The CRA also notes that there will be no changes to the Canadian withholding obligations of a nonresident entity for certain eligible Canadian-resident employees who are forced to perform their employment duties in Canada on an exceptional and temporary basis as a result of travel restrictions.
The CRA says it will provide additional relief measures for nonresident persons seeking requests to waive certain withholding requirements under Regulations 102 and 105 of the Income Tax Act, as the processing of these waiver requests was disrupted and processing times have increased. In particular, where the CRA was unable to process a request within 30 days due to the disruption, it will not assess a person who fails to deduct, withhold, or remit any amount as required for an amount paid to a nonresident person covered by the request.
Where a waiver request could not be submitted to the CRA due to travel restrictions or other consequences of COVID-19, and no amounts were withheld, the CRA states that it will review these situations on a case-by-case basis.
Disposition of Taxable Canadian Property by Nonresidents
Similarly, the CRA says it will provide relief for a nonresident vendor who disposed of certain taxable Canadian property but has not yet received a Section 116 Certificate because processing of these requests was disrupted due to COVID-19.
CRA Process Update — Clearance Certificates and International Waivers
The CRA has introduced temporary electronic submission processes to expedite urgent requests for certain international waivers, Section 116 Certificates of compliance, and clearance certificates.
Affected taxpayers who have made submissions after March 12, 2020, should review these new processes to determine whether they should resubmit requests or documentation, or follow any additional procedures. The CRA has generally implemented these temporary processes following COVID-19 related restrictions affecting CRA access to previous submissions sent by mail or fax.

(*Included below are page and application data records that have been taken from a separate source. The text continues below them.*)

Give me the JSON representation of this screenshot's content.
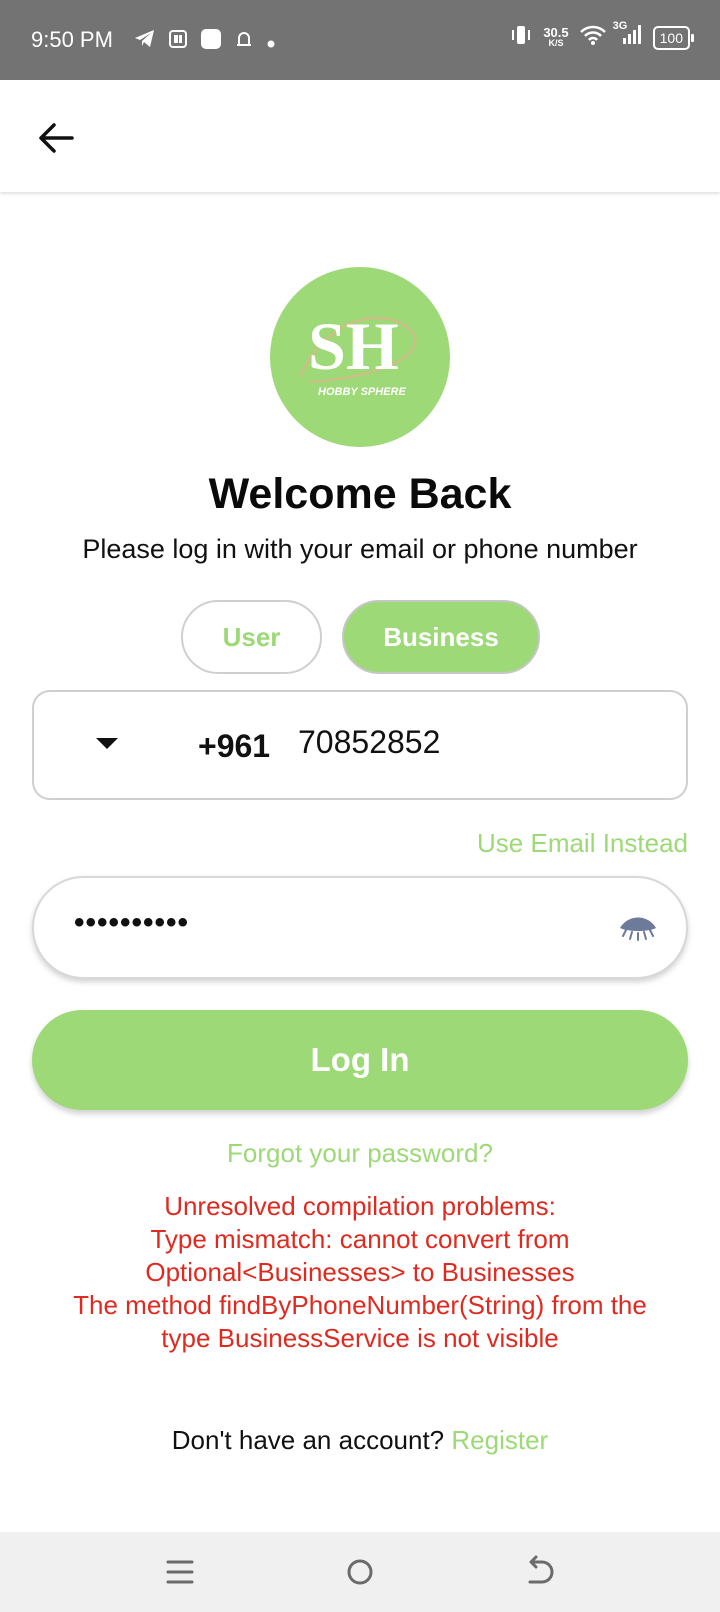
{
  "status_bar": {
    "time": "9:50 PM",
    "net_speed_value": "30.5",
    "net_speed_unit": "K/S",
    "network_type": "3G",
    "battery": "100",
    "icons_left": [
      "telegram-icon",
      "app-notification-icon",
      "square-app-icon",
      "alarm-icon",
      "dot-icon"
    ],
    "icons_right": [
      "vibrate-icon",
      "wifi-icon",
      "signal-icon",
      "battery-icon"
    ]
  },
  "app_bar": {
    "back_icon": "back-arrow-icon"
  },
  "logo": {
    "monogram": "SH",
    "brand_name": "HOBBY SPHERE",
    "bg_color": "#9dd977"
  },
  "header": {
    "title": "Welcome Back",
    "subtitle": "Please log in with your email or phone number"
  },
  "account_type": {
    "options": [
      {
        "label": "User",
        "selected": false
      },
      {
        "label": "Business",
        "selected": true
      }
    ]
  },
  "phone": {
    "country_code": "+961",
    "number": "70852852",
    "dropdown_icon": "caret-down-icon"
  },
  "use_email_link": "Use Email Instead",
  "password": {
    "masked_value": "••••••••••",
    "visibility_icon": "eye-closed-icon"
  },
  "login_button": "Log In",
  "forgot_password": "Forgot your password?",
  "error": {
    "lines": [
      "Unresolved compilation problems:",
      "Type mismatch: cannot convert from",
      "Optional<Businesses> to Businesses",
      "The method findByPhoneNumber(String) from the",
      "type BusinessService is not visible"
    ],
    "color": "#e02a1f"
  },
  "register": {
    "prompt": "Don't have an account?",
    "link": "Register"
  },
  "nav_bar": {
    "buttons": [
      "menu-icon",
      "home-icon",
      "back-icon"
    ]
  },
  "colors": {
    "accent": "#9dd977",
    "status_bar_bg": "#737373"
  }
}
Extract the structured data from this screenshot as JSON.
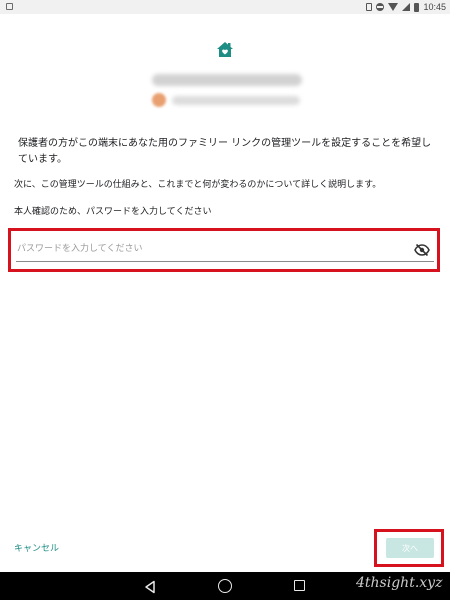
{
  "status_bar": {
    "time": "10:45",
    "icons": [
      "vibrate-icon",
      "do-not-disturb-icon",
      "wifi-icon",
      "signal-icon",
      "battery-icon"
    ]
  },
  "header": {
    "icon": "home-heart-icon",
    "accent_color": "#1e8e85"
  },
  "content": {
    "intro": "保護者の方がこの端末にあなた用のファミリー リンクの管理ツールを設定することを希望しています。",
    "explanation": "次に、この管理ツールの仕組みと、これまでと何が変わるのかについて詳しく説明します。",
    "verify_prompt": "本人確認のため、パスワードを入力してください"
  },
  "password_field": {
    "placeholder": "パスワードを入力してください",
    "value": "",
    "toggle_icon": "visibility-off-icon"
  },
  "actions": {
    "cancel_label": "キャンセル",
    "next_label": "次へ"
  },
  "highlight_color": "#d6121f",
  "nav_bar": {
    "back_icon": "back-triangle-icon",
    "home_icon": "home-circle-icon",
    "recents_icon": "recents-square-icon"
  },
  "watermark": "4thsight.xyz"
}
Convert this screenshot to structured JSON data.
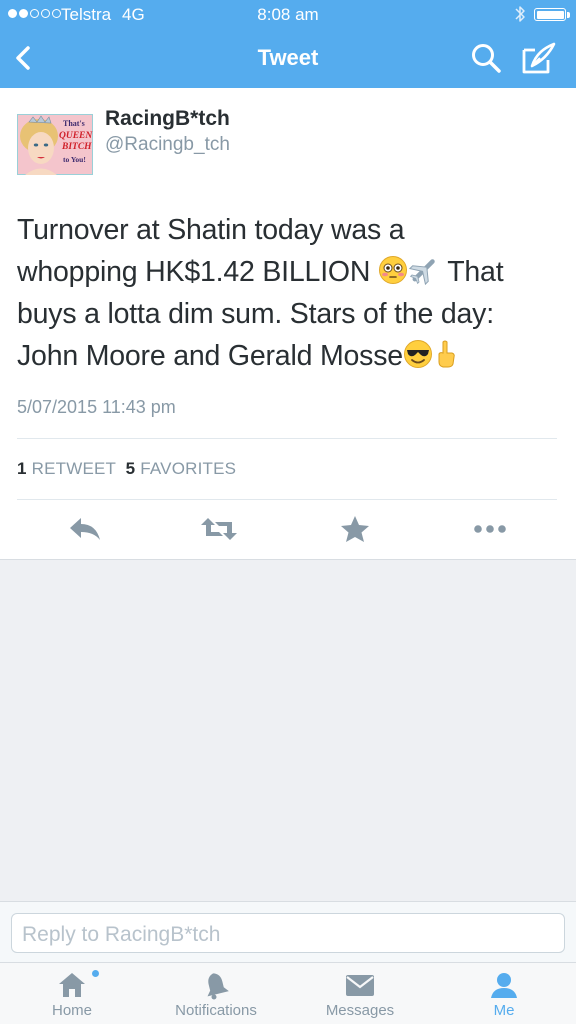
{
  "status_bar": {
    "carrier": "Telstra",
    "network": "4G",
    "time": "8:08 am",
    "signal_bars_filled": 2,
    "signal_bars_total": 5
  },
  "nav": {
    "title": "Tweet"
  },
  "tweet": {
    "display_name": "RacingB*tch",
    "handle": "@Racingb_tch",
    "avatar_text": [
      "That's",
      "QUEEN",
      "BITCH",
      "to You!"
    ],
    "text_lines": [
      {
        "a": "Turnover at Shatin today was a",
        "b": ""
      },
      {
        "a": "whopping HK$1.42 BILLION ",
        "b": " That"
      },
      {
        "a": "buys a lotta dim sum. Stars of the day:",
        "b": ""
      },
      {
        "a": "John Moore and Gerald Mosse",
        "b": ""
      }
    ],
    "timestamp": "5/07/2015 11:43 pm",
    "retweets_count": "1",
    "retweets_label": "RETWEET",
    "favorites_count": "5",
    "favorites_label": "FAVORITES"
  },
  "reply": {
    "placeholder": "Reply to RacingB*tch"
  },
  "tabbar": {
    "home": "Home",
    "notifications": "Notifications",
    "messages": "Messages",
    "me": "Me"
  },
  "colors": {
    "brand": "#55acee",
    "text": "#292f33",
    "secondary": "#8899a6"
  },
  "icons": [
    "back-icon",
    "search-icon",
    "compose-icon",
    "reply-icon",
    "retweet-icon",
    "favorite-icon",
    "more-icon",
    "home-icon",
    "notifications-icon",
    "messages-icon",
    "me-icon",
    "flushed-face-emoji",
    "airplane-emoji",
    "sunglasses-face-emoji",
    "pointing-up-emoji"
  ]
}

The CRA's new procedures, which allow taxpayers to submit requests and documentation to new dedicated CRA e-mail accounts, will be of interest to those seeking Regulation 102 and Regulation 105 waivers, nonresident employer certification, or Section 116 Compliance certificates.2 Similarly, legal representatives will be interested in the CRA's new dedicated e-mail submission process to request clearance certificates.
1 The CRA's guidance is available on this CRA webpage.
2 For more information, including details of how to use the new e-mail submission process, see the following CRA webpages: https://www.canada.ca/en/revenue-agency/campaigns/covid-19-update/clearance-certificates.html.
The information contained in this newsletter was submitted by the KPMG International member firm in Canada.
To subscribe to GMS Flash Alert, fill out the subscription form.
© 2022 KPMG LLP, an Ontario limited liability partnership and a member firm of the KPMG global organization of independent member firms affiliated with KPMG International Limited, a private English company limited by guarantee. All rights reserved.
For more detail about the structure of the KPMG global organization please visit https://home.kpmg/governance.
GMS Flash Alert is a Global Mobility Services publication of the KPMG LLP Washington National Tax practice. The KPMG name and logo are trademarks used under license by the independent member firms of the KPMG global organization. KPMG International Limited is a private English company limited by guarantee and does not provide services to clients. No member firm has any authority to obligate or bind KPMG International or any other member firm vis-à-vis third parties, nor does KPMG International have any such authority to obligate or bind any member firm. The information contained herein is of a general nature and is not intended to address the circumstances of any particular individual or entity. Although we endeavor to provide accurate and timely information, there can be no guarantee that such information is accurate as of the date it is received or that it will continue to be accurate in the future. No one should act on such information without appropriate professional advice after a thorough examination of the particular situation.